This incident marked an all time low in relations between the Turkish government and Putin, who was already devastated by the war in Syria. Turkish support to the Salafists of Ahrar Al-Sham and the Jaysh Al-Islam, allies of the Al-Nusra Front were ripped to shreds. The Russian aerial operation would have allowed Assad to retake Homs, Hamaand Palmyra, if it had been torn from ISIS.

Coming under attack was also Erdoğan’s rapport with ISIS, which has turned Turkey into a point of arrival and departure for its foreign fighters. Russia strongly resented this action and Erdoğan refused to offer his apologies. Recently however, on June 26, he offered them, and this together with Turkey’s radical foreign policy shift is that of the relationship – poisoned by Erdoğan’s egregious anti-Semitism with Israel, and with it the return of diplomatic relations and the promise of 20 million dollars in compensation to Ankara for the Mavi Marmara incident in 2010.

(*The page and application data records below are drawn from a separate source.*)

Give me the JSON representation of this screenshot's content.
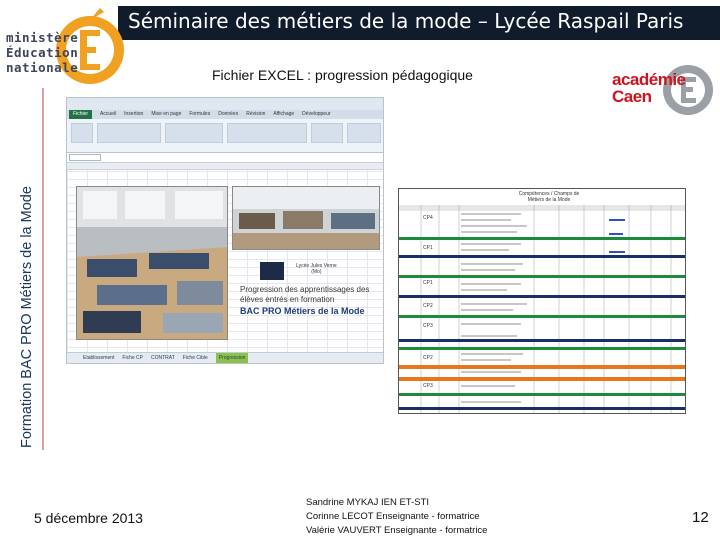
{
  "header": {
    "title": "Séminaire des métiers de la mode – Lycée Raspail Paris"
  },
  "ministry_logo": {
    "lines": [
      "ministère",
      "Éducation",
      "nationale"
    ]
  },
  "academy_logo": {
    "lines": [
      "académie",
      "Caen"
    ]
  },
  "subtitle": "Fichier EXCEL : progression pédagogique",
  "side_title": "Formation BAC PRO Métiers de la Mode",
  "excel": {
    "ribbon_tabs": [
      "Fichier",
      "Accueil",
      "Insertion",
      "Mise en page",
      "Formules",
      "Données",
      "Révision",
      "Affichage",
      "Développeur"
    ],
    "sheet_tabs": [
      "Etablissement",
      "Fiche CP",
      "CONTRAT",
      "Fiche Cible",
      "Progression"
    ],
    "active_sheet": 4,
    "cover": {
      "school": [
        "Lycée Jules Verne",
        "(Mo)"
      ],
      "heading": "Progression des apprentissages des élèves entrés en formation",
      "title": "BAC PRO Métiers de la Mode"
    }
  },
  "table_image": {
    "header": [
      "Compétences / Champs de",
      "Métiers de la Mode"
    ],
    "band_colors": [
      "#1e8a3c",
      "#1a2d6b",
      "#e8761c"
    ]
  },
  "colors": {
    "banner_bg": "#101c2c",
    "banner_text": "#ffffff",
    "academy_red": "#d0131e",
    "ministry_orange": "#f0a121"
  },
  "footer": {
    "date": "5 décembre 2013",
    "authors": [
      "Sandrine MYKAJ    IEN ET-STI",
      "Corinne LECOT   Enseignante - formatrice",
      "Valérie VAUVERT Enseignante - formatrice"
    ],
    "page_number": "12"
  }
}
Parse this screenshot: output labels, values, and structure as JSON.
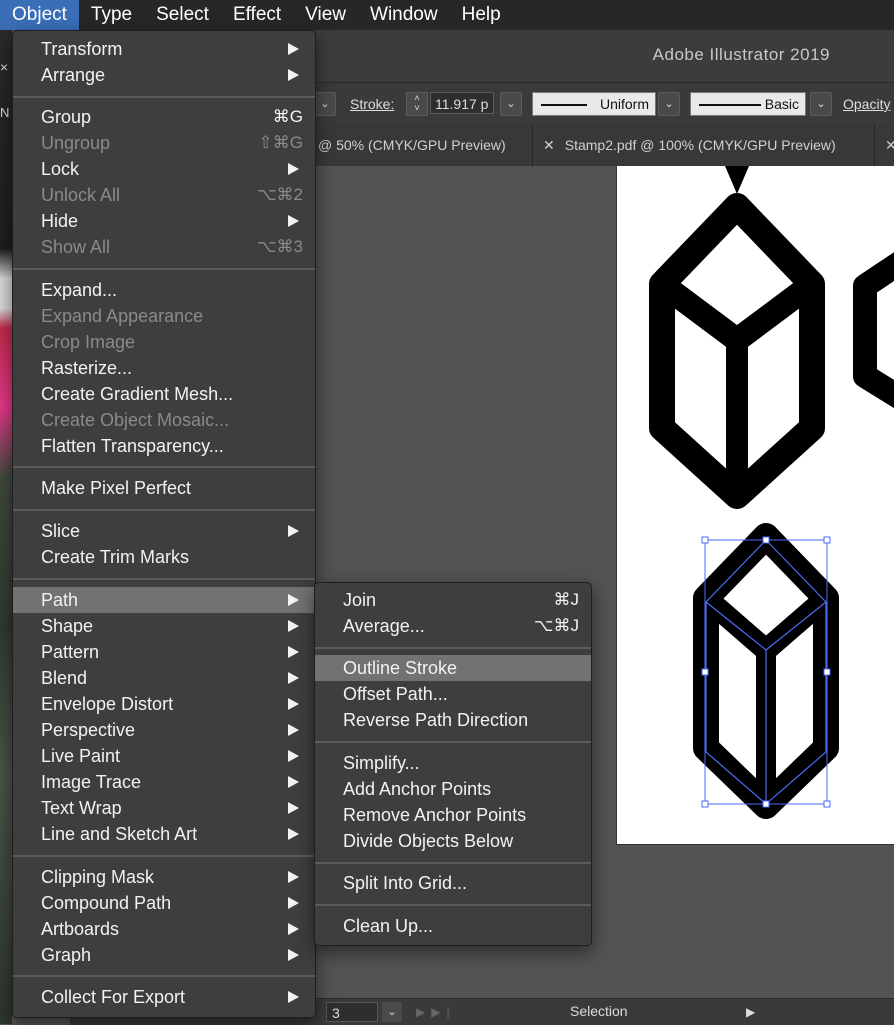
{
  "menubar": {
    "items": [
      "Object",
      "Type",
      "Select",
      "Effect",
      "View",
      "Window",
      "Help"
    ],
    "active": "Object"
  },
  "app": {
    "title": "Adobe Illustrator 2019"
  },
  "control_bar": {
    "stroke_label": "Stroke:",
    "stroke_value": "11.917 p",
    "profile_uniform": "Uniform",
    "brush_basic": "Basic",
    "opacity_label": "Opacity"
  },
  "tabs": [
    {
      "label": "@ 50% (CMYK/GPU Preview)"
    },
    {
      "label": "Stamp2.pdf @ 100% (CMYK/GPU Preview)"
    }
  ],
  "object_menu": {
    "items": [
      {
        "label": "Transform",
        "shortcut": "",
        "submenu": true,
        "disabled": false
      },
      {
        "label": "Arrange",
        "shortcut": "",
        "submenu": true,
        "disabled": false
      },
      {
        "label": "Group",
        "shortcut": "⌘G",
        "submenu": false,
        "disabled": false
      },
      {
        "label": "Ungroup",
        "shortcut": "⇧⌘G",
        "submenu": false,
        "disabled": true
      },
      {
        "label": "Lock",
        "shortcut": "",
        "submenu": true,
        "disabled": false
      },
      {
        "label": "Unlock All",
        "shortcut": "⌥⌘2",
        "submenu": false,
        "disabled": true
      },
      {
        "label": "Hide",
        "shortcut": "",
        "submenu": true,
        "disabled": false
      },
      {
        "label": "Show All",
        "shortcut": "⌥⌘3",
        "submenu": false,
        "disabled": true
      },
      {
        "label": "Expand...",
        "shortcut": "",
        "submenu": false,
        "disabled": false
      },
      {
        "label": "Expand Appearance",
        "shortcut": "",
        "submenu": false,
        "disabled": true
      },
      {
        "label": "Crop Image",
        "shortcut": "",
        "submenu": false,
        "disabled": true
      },
      {
        "label": "Rasterize...",
        "shortcut": "",
        "submenu": false,
        "disabled": false
      },
      {
        "label": "Create Gradient Mesh...",
        "shortcut": "",
        "submenu": false,
        "disabled": false
      },
      {
        "label": "Create Object Mosaic...",
        "shortcut": "",
        "submenu": false,
        "disabled": true
      },
      {
        "label": "Flatten Transparency...",
        "shortcut": "",
        "submenu": false,
        "disabled": false
      },
      {
        "label": "Make Pixel Perfect",
        "shortcut": "",
        "submenu": false,
        "disabled": false
      },
      {
        "label": "Slice",
        "shortcut": "",
        "submenu": true,
        "disabled": false
      },
      {
        "label": "Create Trim Marks",
        "shortcut": "",
        "submenu": false,
        "disabled": false
      },
      {
        "label": "Path",
        "shortcut": "",
        "submenu": true,
        "disabled": false,
        "highlighted": true
      },
      {
        "label": "Shape",
        "shortcut": "",
        "submenu": true,
        "disabled": false
      },
      {
        "label": "Pattern",
        "shortcut": "",
        "submenu": true,
        "disabled": false
      },
      {
        "label": "Blend",
        "shortcut": "",
        "submenu": true,
        "disabled": false
      },
      {
        "label": "Envelope Distort",
        "shortcut": "",
        "submenu": true,
        "disabled": false
      },
      {
        "label": "Perspective",
        "shortcut": "",
        "submenu": true,
        "disabled": false
      },
      {
        "label": "Live Paint",
        "shortcut": "",
        "submenu": true,
        "disabled": false
      },
      {
        "label": "Image Trace",
        "shortcut": "",
        "submenu": true,
        "disabled": false
      },
      {
        "label": "Text Wrap",
        "shortcut": "",
        "submenu": true,
        "disabled": false
      },
      {
        "label": "Line and Sketch Art",
        "shortcut": "",
        "submenu": true,
        "disabled": false
      },
      {
        "label": "Clipping Mask",
        "shortcut": "",
        "submenu": true,
        "disabled": false
      },
      {
        "label": "Compound Path",
        "shortcut": "",
        "submenu": true,
        "disabled": false
      },
      {
        "label": "Artboards",
        "shortcut": "",
        "submenu": true,
        "disabled": false
      },
      {
        "label": "Graph",
        "shortcut": "",
        "submenu": true,
        "disabled": false
      },
      {
        "label": "Collect For Export",
        "shortcut": "",
        "submenu": true,
        "disabled": false
      }
    ]
  },
  "path_menu": {
    "items": [
      {
        "label": "Join",
        "shortcut": "⌘J"
      },
      {
        "label": "Average...",
        "shortcut": "⌥⌘J"
      },
      {
        "label": "Outline Stroke",
        "shortcut": "",
        "highlighted": true
      },
      {
        "label": "Offset Path...",
        "shortcut": ""
      },
      {
        "label": "Reverse Path Direction",
        "shortcut": ""
      },
      {
        "label": "Simplify...",
        "shortcut": ""
      },
      {
        "label": "Add Anchor Points",
        "shortcut": ""
      },
      {
        "label": "Remove Anchor Points",
        "shortcut": ""
      },
      {
        "label": "Divide Objects Below",
        "shortcut": ""
      },
      {
        "label": "Split Into Grid...",
        "shortcut": ""
      },
      {
        "label": "Clean Up...",
        "shortcut": ""
      }
    ]
  },
  "status_bar": {
    "artboard_number": "3",
    "tool": "Selection"
  },
  "colors": {
    "menu_active": "#3a6fb8",
    "menu_highlight": "#727272",
    "selection_blue": "#4a6cf7"
  },
  "icons": [
    "chevron-down-icon",
    "close-icon",
    "submenu-arrow-icon",
    "stepper-icon",
    "play-icon"
  ]
}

Is it a good deal? Certainly, it’s strategic and stabilizing from the long-term perspective just as the apologies to Putin were. Difficult, however, is any diabolical farsightedness by one or the other to act right now against Erdoğan. Israel’stance within this Middle East earthquake at present is to safe guard its neutrality. Moreover, it does not intend to deal with either the Shia-Sunni conflict or that of the intra-Sunni conflict unless it’s obligated to do so.

If anything, hopefully its reconciliation with Turkey can help to contain Hamas and Erdoğan’s fierce passion for Gaza’s master terrorist group: a passion that has prompted even Ismail Haniyeh to show up after the failed coup in order to sing the praises of democracy (he, a genocidal Islamist autocrat!)and to bake a big cake with him and Erdoğan painted on its miling.

Netanyahu has, like Putin, congratulated Turkey on having restored democratic normality. Still,an Israeli Arab member of the Israeli parliament from the Joint Arab List, MK Tareb Abu Arar, has accused his government of “ideologically” supporting the failed military coup in Turkey. Moreover, the Arab media has reported that General Akin Ozturk, Turkey’s retired air force commander and the nation’s military attaché to Israel between 1996-1998, played a role in organizing the coup.

Much water has flowed under the bridge since then: Turkey has been a great ally of the West, but has gradually shifted under the Islamist Erdoğan. In 2003, he refused U.S. troops passage to Iraq. In 2010, he voted against sanctions on Iran at the UN. He has moved the cannons (ideals) with the war in Syria, which has not only backed the U.S. into a corner, but has also opposed American initiatives repeatedly. This is due to the fact that Obama has no intention of replacing Assad as Erdoğan instead desires. His relationship with NATO is untrustworthy; his strength in that area is called the memory of a dream, and suggests the risk of nuclear weapons falling into his hands. Furthermore, his plan of entering the EU today sounds quite grotesque. Mogherini repeats that things will be challenged if it reinstates the death penalty.

However, the death penalty has already been applied in these last days to hundreds, perhaps thousands of people and thereby violating all kinds of human rights. Additionally, Erdoğan holds in his grip not only the entry of refugees, but also the leash around terrorist’s neck. Iran is his friend, but is allied to his enemy Assad. Egypt, which is Sunni, has provided military aid to Syria’s Assad, but Sisi is the greatest enemy of Erdogan’s Muslim Brotherhood.

Therefore, who are those that could no longer want Erdoğan around? It seems like everyone even though U.S. flights continue to take off again from Incirlik Air Base against ISIS.

Translation by Amy K. Rosenthal

This article originally appeared in slightly different form in Italian in Il Giornale (22 July, 2016)